Ending prison gerrymandering leads to new criminal justice data
Redistricting data used to map where incarcerated people come from, providing precise tool for policymakers.
by Aleks Kajstura, February 26, 2015
Yesterday, jointly with the Justice Policy Institute, we released a new report that for the first time mapped where people incarcerated in Maryland state prisons come from and how much Maryland taxpayers spend on their incarceration. The report includes detailed maps and information that can better inform investment decisions in these communities to help solve long-standing challenges and improve public safety.
The research was possible because of the data that was generated when Maryland implemented their No Representation Without Population law, ending prison gerrymandering. In order to count incarcerated people at home for redistricting purposes, the state needed to find out where incarcerated people live. Incarcerated people already had their addresses on file at the Department of Corrections, and the Maryland Planning Department mapped them all out in preparation for redistricting, then adjusted the population data the state received from the Census Bureau accordingly.
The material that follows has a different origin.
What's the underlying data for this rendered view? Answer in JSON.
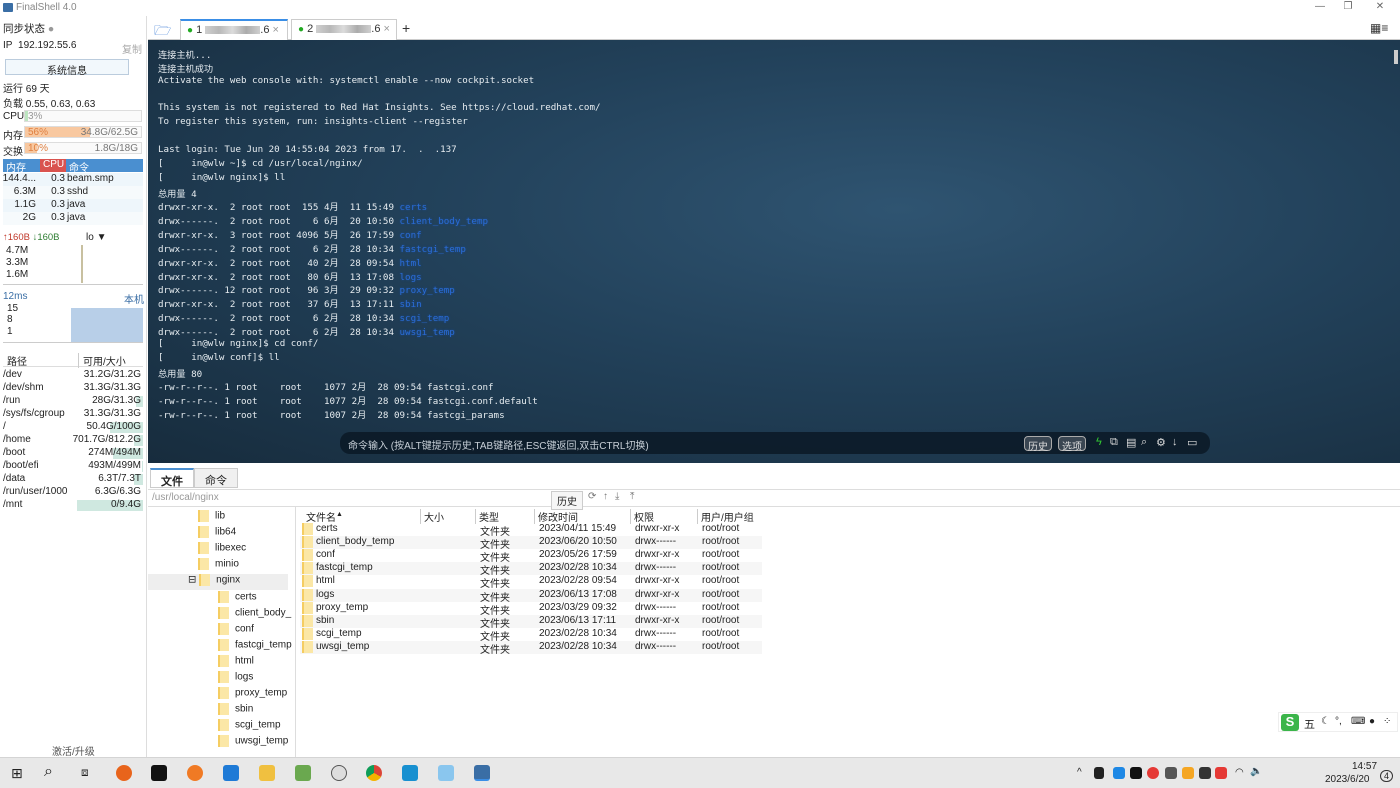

By comparing the State’s list of populations and the Census Bureau’s reports we were able to show where the state focused its spending on incarceration.
As Delegate Joseline Peña-Melnyk (D-Prince George’s and Anne Arundel-21), one of the law’s lead sponsors, put it:
“I introduced the No Representation Without Population Act to provide better data for redistricting purposes, and I’m now looking forward to using all the data and information generated by this law to directly enlighten future criminal justice policy choices in Maryland.”
Additional data and links are available on our home communities page.